Make sure that your wedding day menu is memorable for all the right reasons. With a quality caterer, nasty surprises like these possible wedding food disasters should never, ever be an issue!

1. Allergic Reactions

Always ask your guests to specify their dietary needs in their RSVP, and relay them word for word to your caterer. Allergies, food hypersensitivities and intolerances are incredibly varied, but all should be taken seriously.

Good caterers will always inform their waiting team of the ingredients, but there is always a risk and (sadly) very few kitchens can guarantee to be allergen free. Should the worst happen on the day, personal experience has taught me to adopt a ‘do not hesitate’ attitude to calling an ambulance. Read more about Catering for Dietary Requirements.

2. Ice Cream Soup

Never serve ice cream in a marquee or a venue that does not have a permanent freezer. Your guests and their posh frocks will thank you for it.

Melted Ice Cream

3. Sudden Food Price Hikes

In my 25 years as a caterer, I have only once had to make a significant change to a menu at the last minute. This was because the cost of one key ingredient became astronomical. Food costs can also rise slowly over time according to harvests, so be prepared to be flexible, especially if you are planning your wedding more than a year ahead.

4. A Sudden Outbreak of Vegetarianism (or Carnivorism!)

A caterer’s nightmare; guests changing their minds on the day! It’s not just contrary guests — sometimes a media frenzy can drive a mind change (the horse meat scandal springs to mind).

Guests changing their minds might not sound serious, but caterers will only prepare for your specified numbers, and if all your guests suddenly change their mind it could cause disaster.

Summer Vegetables and Eggs

There are three ways to help avoid it:

  1. Firstly, get your numbers exact. If you can, contact guests one month before the wedding to remind them of their choices and check if their dietary needs have changed.
  2. Secondly, avoid ‘buyer’s remorse’ by ensuring your caterer has made all options look equally as gorgeous and sumptuous, especially the vegetarian options (taste both options at your tasting).
  3. Finally, find a caterer with speedy service that serves everyone quickly and efficiently.

5. Power Cuts

Touch wood this has never happened to me — gosh I can barely write that line for fear of jinxing my luck — but it’s important to accept that there are some things you really cannot plan for.

If the lights and electricity go out the best advice is to ‘keep calm and carry on’. Wedding insurance will often reimburse money for this, but only you can save the atmosphere on the night by remaining calm and happy.

The silver lining is that no one will forget your wedding!

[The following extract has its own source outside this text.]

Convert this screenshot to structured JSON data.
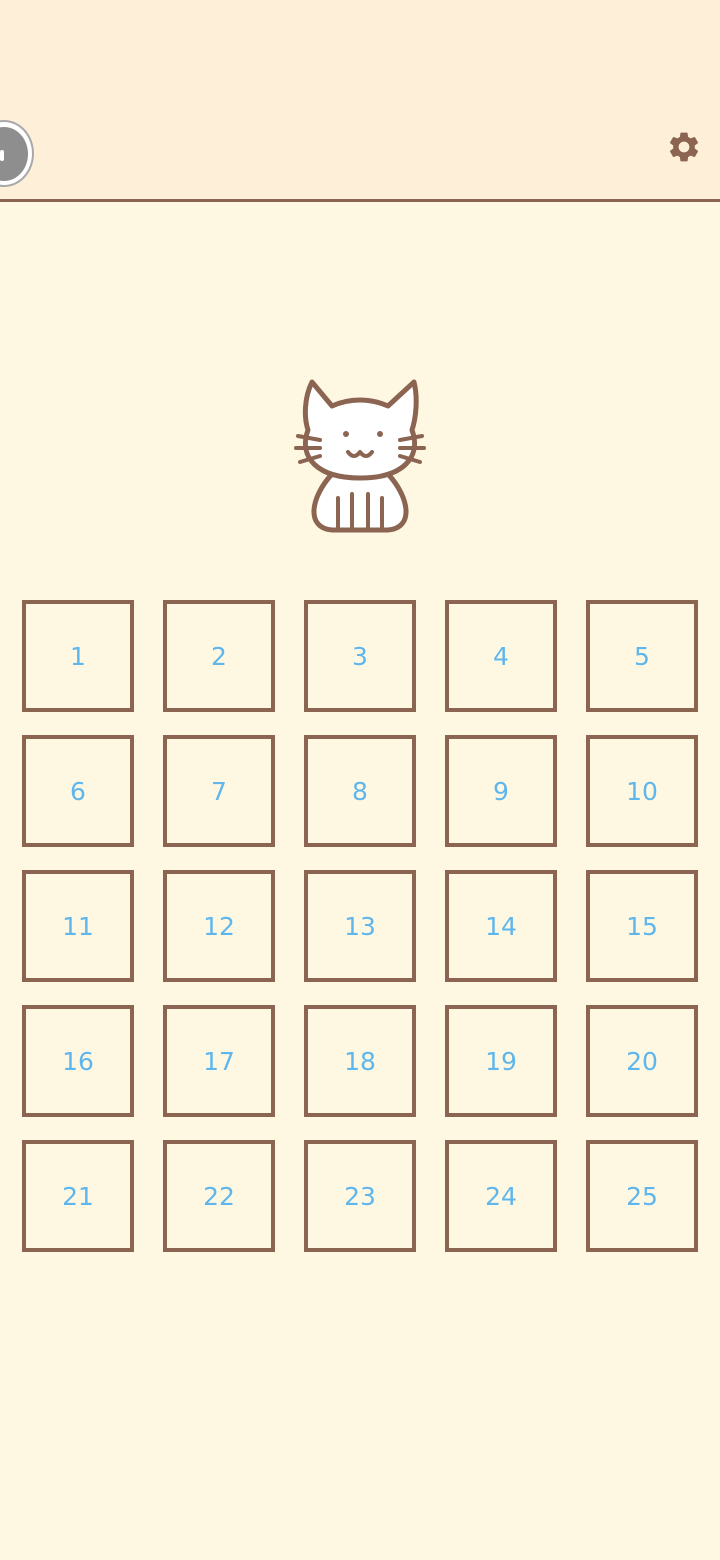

Keep your temper and composure, and have some fun.

6. Shortage of a Key Ingredient

Unlikely, yet possible, especially for caterers who use very fresh ingredients or have particularly demanding clients. This is rare for most items but possible if you have any unusual, very specific or localised items. For example, a specific fruit, fish or cheese from a specific supplier. Be prepared to be flexible.

7. Food Poisoning

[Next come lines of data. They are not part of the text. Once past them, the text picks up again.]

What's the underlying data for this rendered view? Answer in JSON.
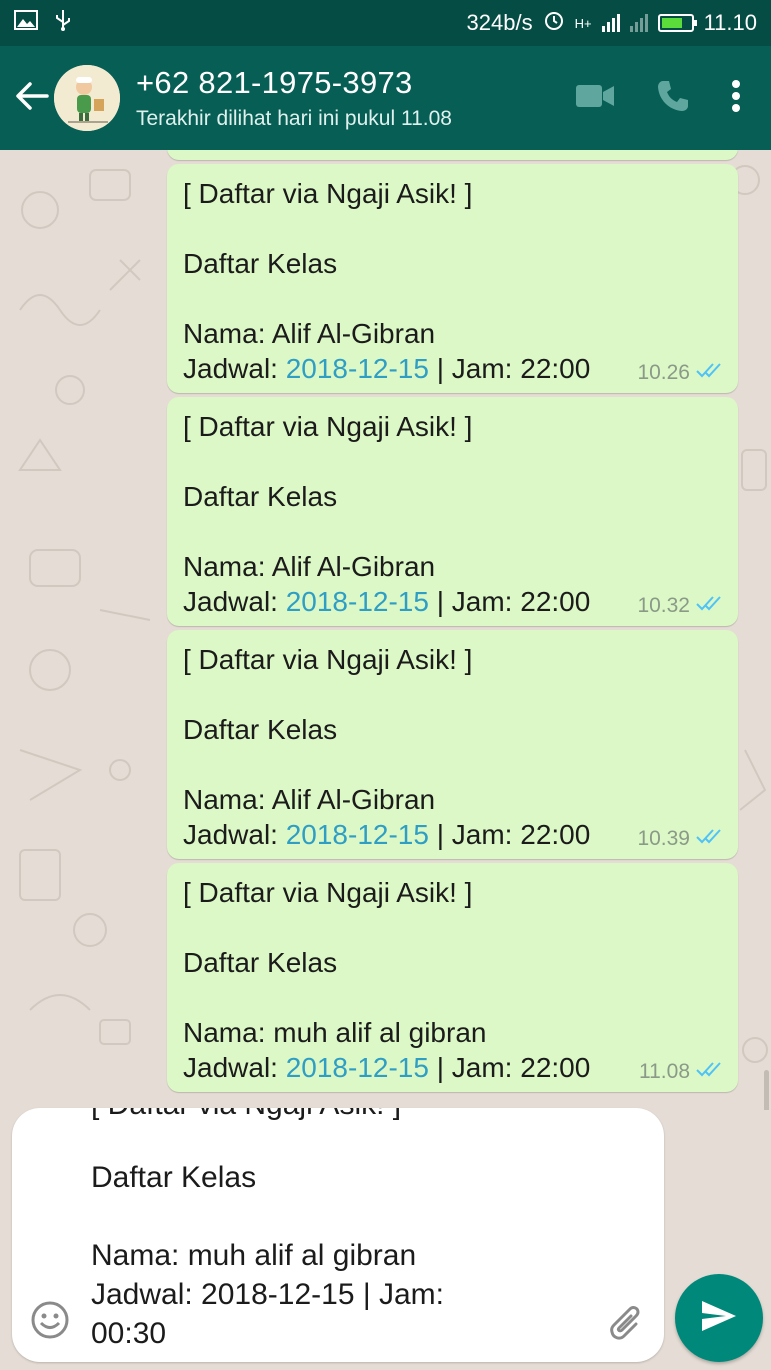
{
  "status_bar": {
    "net_speed": "324b/s",
    "network_type": "H+",
    "time": "11.10",
    "icons": [
      "image-icon",
      "usb-icon",
      "alarm-icon",
      "signal-icon",
      "battery-icon"
    ]
  },
  "header": {
    "contact_name": "+62 821-1975-3973",
    "last_seen": "Terakhir dilihat hari ini pukul 11.08",
    "icons": [
      "back-arrow-icon",
      "video-call-icon",
      "phone-icon",
      "more-vert-icon"
    ]
  },
  "messages": [
    {
      "title": "[ Daftar via Ngaji Asik! ]",
      "subtitle": "Daftar Kelas",
      "nama": "Nama: Alif Al-Gibran",
      "jadwal_label": "Jadwal: ",
      "jadwal_date": "2018-12-15",
      "jam": " | Jam: 22:00",
      "time": "10.26"
    },
    {
      "title": "[ Daftar via Ngaji Asik! ]",
      "subtitle": "Daftar Kelas",
      "nama": "Nama: Alif Al-Gibran",
      "jadwal_label": "Jadwal: ",
      "jadwal_date": "2018-12-15",
      "jam": " | Jam: 22:00",
      "time": "10.32"
    },
    {
      "title": "[ Daftar via Ngaji Asik! ]",
      "subtitle": "Daftar Kelas",
      "nama": "Nama: Alif Al-Gibran",
      "jadwal_label": "Jadwal: ",
      "jadwal_date": "2018-12-15",
      "jam": " | Jam: 22:00",
      "time": "10.39"
    },
    {
      "title": "[ Daftar via Ngaji Asik! ]",
      "subtitle": "Daftar Kelas",
      "nama": "Nama: muh alif al gibran",
      "jadwal_label": "Jadwal: ",
      "jadwal_date": "2018-12-15",
      "jam": " | Jam: 22:00",
      "time": "11.08"
    }
  ],
  "composer": {
    "cut_line": "[ Daftar via Ngaji Asik! ]",
    "line1": "Daftar Kelas",
    "line2": "Nama: muh alif al gibran",
    "line3": "Jadwal: 2018-12-15 | Jam:",
    "line4": "00:30"
  },
  "colors": {
    "header": "#075e54",
    "status_bar": "#054d44",
    "bubble_out": "#dcf8c6",
    "link": "#2f9ec5",
    "read_ticks": "#4fc3f7",
    "send_button": "#00897b"
  }
}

This is the easiest disaster to avoid. Firstly, only employ a caterer who has a 5 Star Food Hygiene certificate. Beyond that, be sensible with your menu choice. Crab in a marquee with limited refrigeration? No! Sushi in summer heat? No! An unshaded outdoor buffet? No!

8. A Stinking Wedding Cake

If you choose fresh cream or a dairy based cake, remember that it is NOT meant to stand for long; it will spoil. You can say the same of the increasingly popular cheese stack cakes. I’ve written a whole separate article with tips on What Types of Wedding Cake to Serve When.

Cream Cake

Display a fresh cake no more than 30 minutes before you are going to cut it and request that the caterers remove it straight away to serve.

9. Running Out of Food

Check, check and double check your guest numbers right up until the day to ensure that your caterer’s quantities will be sufficient to sustain them all.

Never try to ‘cheat’ your caterer by giving them a lower guest number (yes, this really does happen). If your guest numbers have increased beyond your budget, be honest with your caterer and work together to find a more cost-efficient way of feeding your hungry guests.

10. “Eeek! That’s not my menu…”

What happens if the food served on your wedding day is not the food you ordered? I can imagine this would be a complete nightmare (gladly another one on this list I have not suffered).

It’s important to be specific all the way through your planning to ensure that your food expectations match your orders; a menu tasting is a great platform for this. There is a big difference between ‘not as we thought’ and ‘nothing like what we ordered’.

On the day, if you are served food you are not happy with, remain calm. There is very little anyone will be able to do and, as long as the food is plentiful and good quality, it is unlikely many of your guests will notice unless you make a fuss. Mention the issue with the event manager on the night (calmly), then as soon as you can, contact the company formerly in writing with exact details of your issue.

I promise you that any decent caterer will be mortified with this sort of mistake and will want to investigate what happened, why, and how they can make it up to you.

Guest post by Julie Gray of Bovingdons

Images from…

Ice Cream: Flickr by jo-h

Vegetables: Bovingdons

Cream Cake: Pexels